# Your goal
Exact copies of all the lines below are wanted, without a single picture.
#### Exercise data
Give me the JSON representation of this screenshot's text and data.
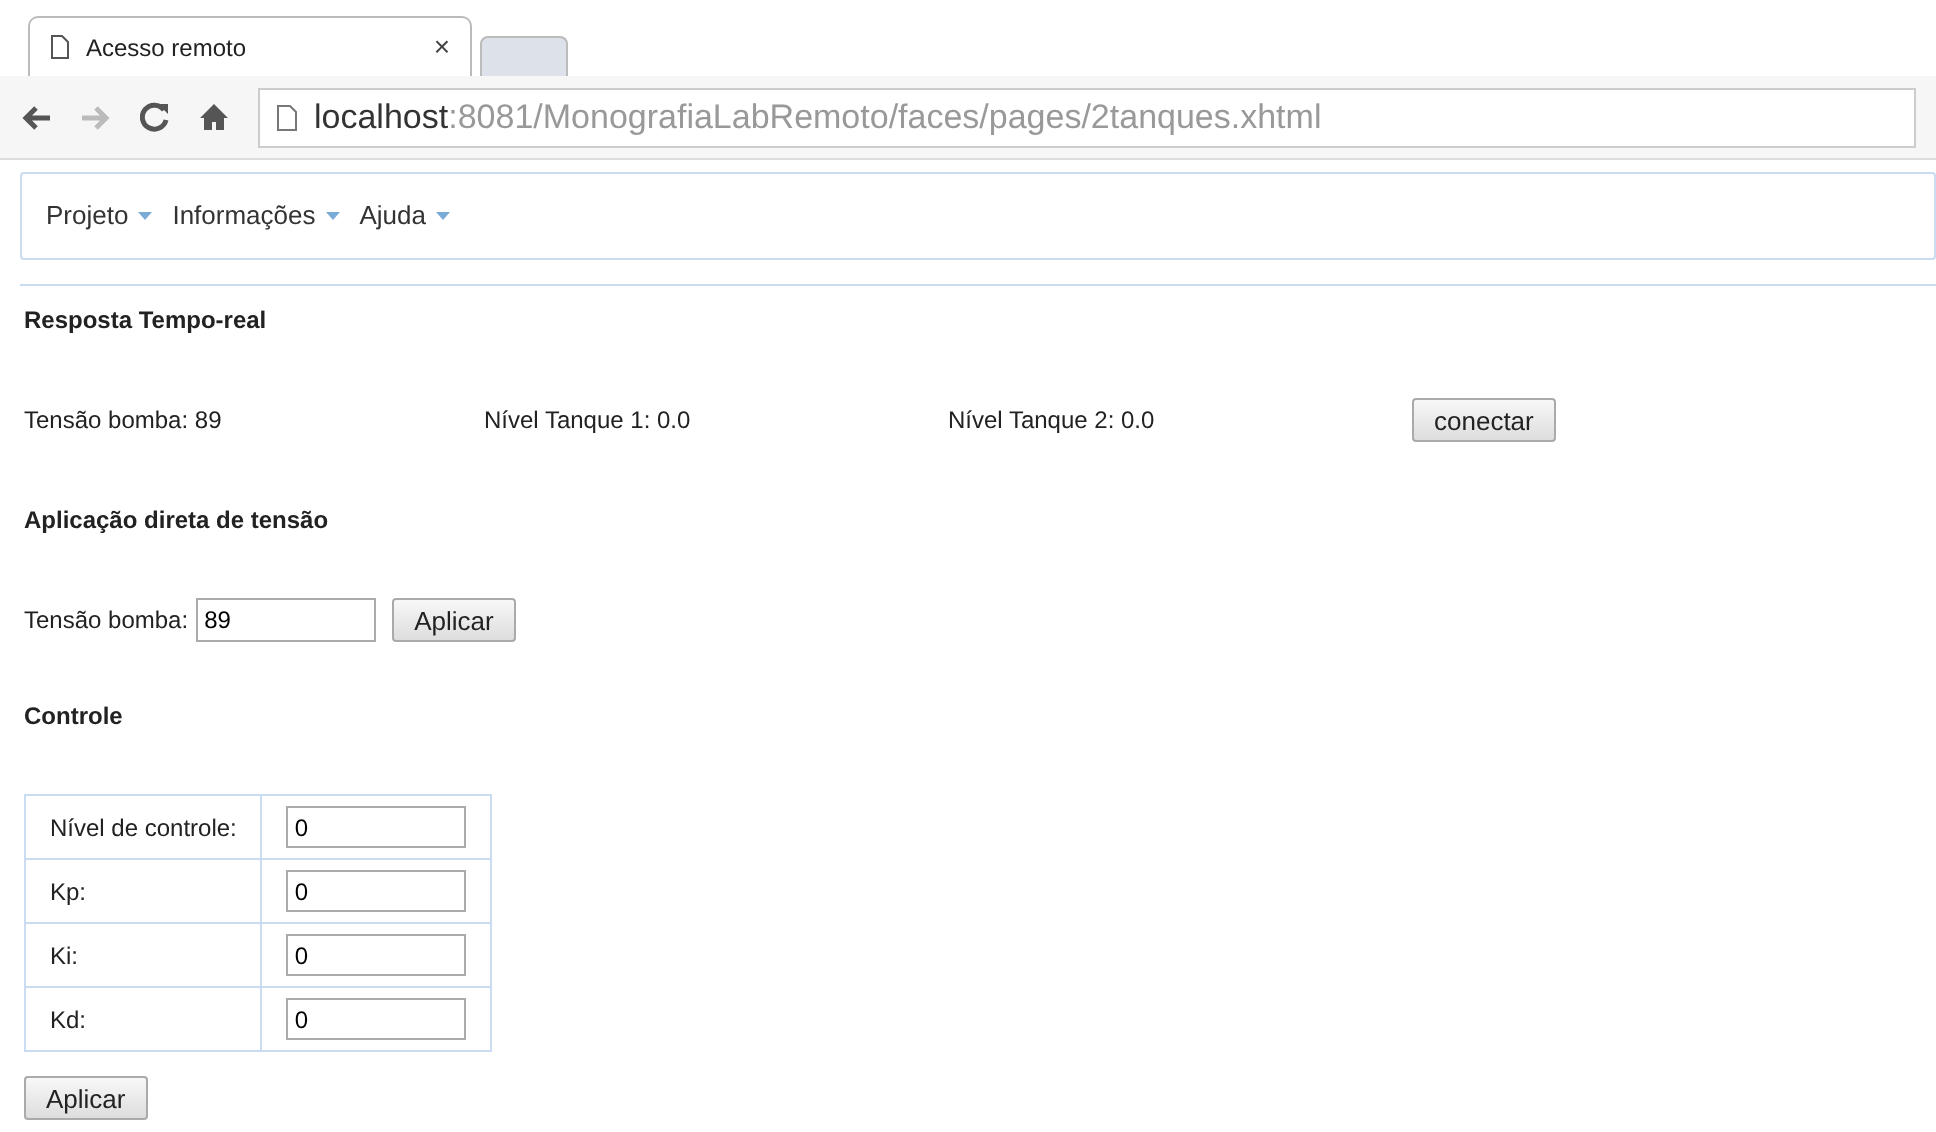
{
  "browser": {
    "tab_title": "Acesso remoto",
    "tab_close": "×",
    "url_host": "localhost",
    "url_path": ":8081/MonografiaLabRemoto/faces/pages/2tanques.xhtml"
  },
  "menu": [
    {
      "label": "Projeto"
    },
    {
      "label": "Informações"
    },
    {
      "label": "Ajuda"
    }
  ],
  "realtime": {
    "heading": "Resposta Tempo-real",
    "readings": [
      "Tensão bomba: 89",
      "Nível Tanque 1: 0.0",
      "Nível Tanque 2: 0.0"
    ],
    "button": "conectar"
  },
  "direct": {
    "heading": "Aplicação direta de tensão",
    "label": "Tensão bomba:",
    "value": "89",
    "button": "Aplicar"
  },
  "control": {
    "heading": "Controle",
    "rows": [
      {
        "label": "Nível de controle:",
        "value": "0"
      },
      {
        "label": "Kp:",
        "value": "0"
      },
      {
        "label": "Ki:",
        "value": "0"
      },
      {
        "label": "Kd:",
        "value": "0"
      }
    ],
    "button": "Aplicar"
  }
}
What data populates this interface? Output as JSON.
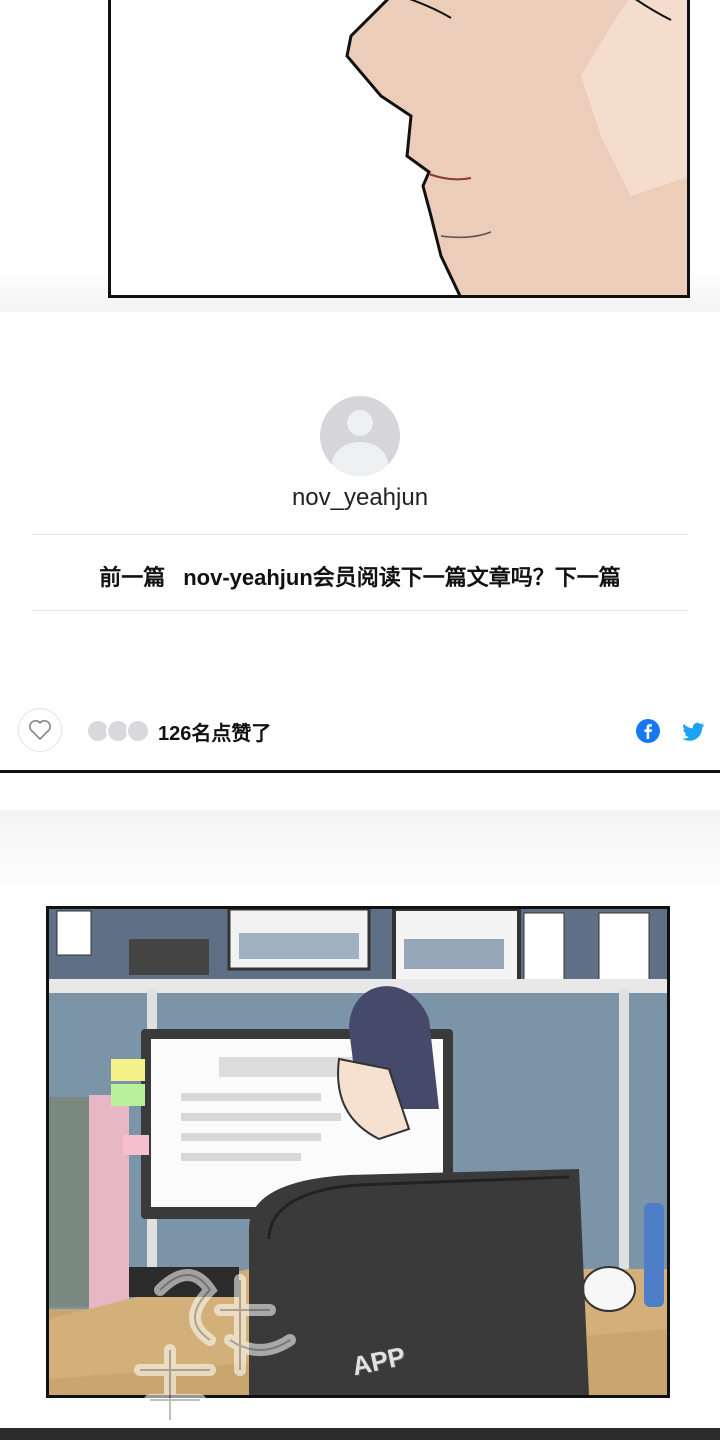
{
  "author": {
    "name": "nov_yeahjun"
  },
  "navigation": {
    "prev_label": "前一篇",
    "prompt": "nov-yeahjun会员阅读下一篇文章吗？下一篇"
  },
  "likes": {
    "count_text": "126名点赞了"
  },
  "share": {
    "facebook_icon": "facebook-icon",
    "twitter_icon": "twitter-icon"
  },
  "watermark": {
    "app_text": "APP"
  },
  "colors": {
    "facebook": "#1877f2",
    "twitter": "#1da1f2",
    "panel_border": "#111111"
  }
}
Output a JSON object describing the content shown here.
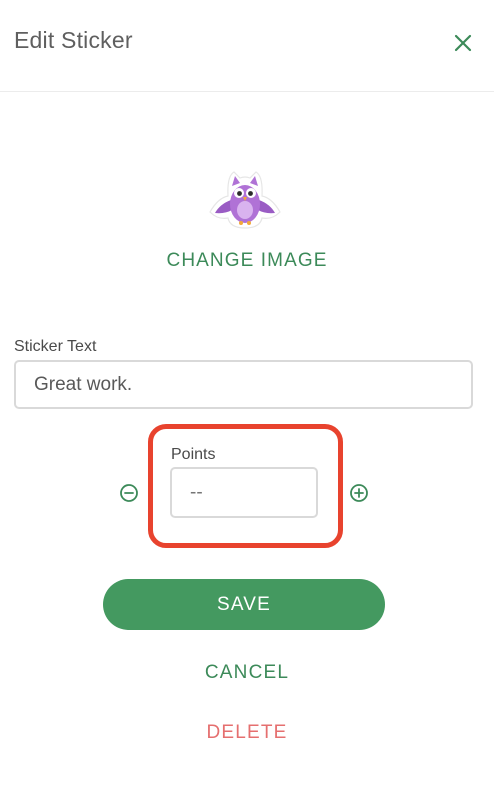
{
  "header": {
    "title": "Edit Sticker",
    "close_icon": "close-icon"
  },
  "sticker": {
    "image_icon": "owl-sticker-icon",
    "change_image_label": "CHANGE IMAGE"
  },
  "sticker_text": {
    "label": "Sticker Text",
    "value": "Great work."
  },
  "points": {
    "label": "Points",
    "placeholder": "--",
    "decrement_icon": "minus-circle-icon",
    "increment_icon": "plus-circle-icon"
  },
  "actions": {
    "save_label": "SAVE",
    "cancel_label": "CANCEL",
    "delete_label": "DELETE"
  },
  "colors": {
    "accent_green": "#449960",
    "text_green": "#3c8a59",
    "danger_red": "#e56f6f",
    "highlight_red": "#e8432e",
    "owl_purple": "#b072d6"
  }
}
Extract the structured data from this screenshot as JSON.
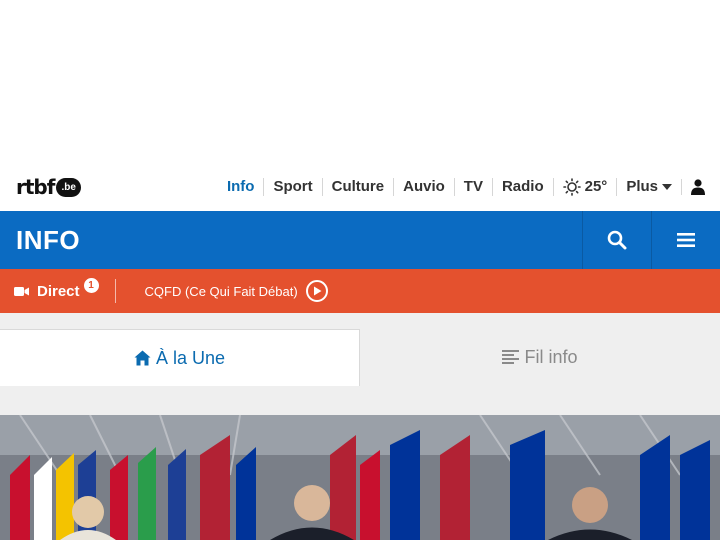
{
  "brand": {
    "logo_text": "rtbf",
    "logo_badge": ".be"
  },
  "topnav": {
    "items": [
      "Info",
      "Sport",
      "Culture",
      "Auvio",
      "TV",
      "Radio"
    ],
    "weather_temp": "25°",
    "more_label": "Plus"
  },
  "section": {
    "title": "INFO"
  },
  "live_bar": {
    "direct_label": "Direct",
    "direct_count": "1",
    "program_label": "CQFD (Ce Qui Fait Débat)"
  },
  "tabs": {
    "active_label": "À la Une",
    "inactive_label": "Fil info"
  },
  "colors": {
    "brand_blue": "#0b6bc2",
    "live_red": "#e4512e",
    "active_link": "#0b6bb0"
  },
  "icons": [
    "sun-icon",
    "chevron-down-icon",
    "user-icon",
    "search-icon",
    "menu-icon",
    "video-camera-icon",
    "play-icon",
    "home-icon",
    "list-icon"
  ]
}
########
# Completed task
Give me the JSON representation of this screenshot's text and data.
{
  "browser": {
    "tab_title": "Acesso remoto",
    "tab_close": "×",
    "url_host": "localhost",
    "url_path": ":8081/MonografiaLabRemoto/faces/pages/2tanques.xhtml"
  },
  "menu": [
    {
      "label": "Projeto"
    },
    {
      "label": "Informações"
    },
    {
      "label": "Ajuda"
    }
  ],
  "realtime": {
    "heading": "Resposta Tempo-real",
    "readings": [
      "Tensão bomba: 89",
      "Nível Tanque 1: 0.0",
      "Nível Tanque 2: 0.0"
    ],
    "button": "conectar"
  },
  "direct": {
    "heading": "Aplicação direta de tensão",
    "label": "Tensão bomba:",
    "value": "89",
    "button": "Aplicar"
  },
  "control": {
    "heading": "Controle",
    "rows": [
      {
        "label": "Nível de controle:",
        "value": "0"
      },
      {
        "label": "Kp:",
        "value": "0"
      },
      {
        "label": "Ki:",
        "value": "0"
      },
      {
        "label": "Kd:",
        "value": "0"
      }
    ],
    "button": "Aplicar"
  }
}
What data populates this interface? Output as JSON.
{
  "author": {
    "name": "nov_yeahjun"
  },
  "navigation": {
    "prev_label": "前一篇",
    "prompt": "nov-yeahjun会员阅读下一篇文章吗？下一篇"
  },
  "likes": {
    "count_text": "126名点赞了"
  },
  "share": {
    "facebook_icon": "facebook-icon",
    "twitter_icon": "twitter-icon"
  },
  "watermark": {
    "app_text": "APP"
  },
  "colors": {
    "facebook": "#1877f2",
    "twitter": "#1da1f2",
    "panel_border": "#111111"
  }
}
Output a JSON object describing the content shown here.
{
  "header": {
    "title": "Edit Sticker",
    "close_icon": "close-icon"
  },
  "sticker": {
    "image_icon": "owl-sticker-icon",
    "change_image_label": "CHANGE IMAGE"
  },
  "sticker_text": {
    "label": "Sticker Text",
    "value": "Great work."
  },
  "points": {
    "label": "Points",
    "placeholder": "--",
    "decrement_icon": "minus-circle-icon",
    "increment_icon": "plus-circle-icon"
  },
  "actions": {
    "save_label": "SAVE",
    "cancel_label": "CANCEL",
    "delete_label": "DELETE"
  },
  "colors": {
    "accent_green": "#449960",
    "text_green": "#3c8a59",
    "danger_red": "#e56f6f",
    "highlight_red": "#e8432e",
    "owl_purple": "#b072d6"
  }
}
Extract the structured data from this screenshot as JSON.
{
  "brand": {
    "logo_text": "rtbf",
    "logo_badge": ".be"
  },
  "topnav": {
    "items": [
      "Info",
      "Sport",
      "Culture",
      "Auvio",
      "TV",
      "Radio"
    ],
    "weather_temp": "25°",
    "more_label": "Plus"
  },
  "section": {
    "title": "INFO"
  },
  "live_bar": {
    "direct_label": "Direct",
    "direct_count": "1",
    "program_label": "CQFD (Ce Qui Fait Débat)"
  },
  "tabs": {
    "active_label": "À la Une",
    "inactive_label": "Fil info"
  },
  "colors": {
    "brand_blue": "#0b6bc2",
    "live_red": "#e4512e",
    "active_link": "#0b6bb0"
  },
  "icons": [
    "sun-icon",
    "chevron-down-icon",
    "user-icon",
    "search-icon",
    "menu-icon",
    "video-camera-icon",
    "play-icon",
    "home-icon",
    "list-icon"
  ]
}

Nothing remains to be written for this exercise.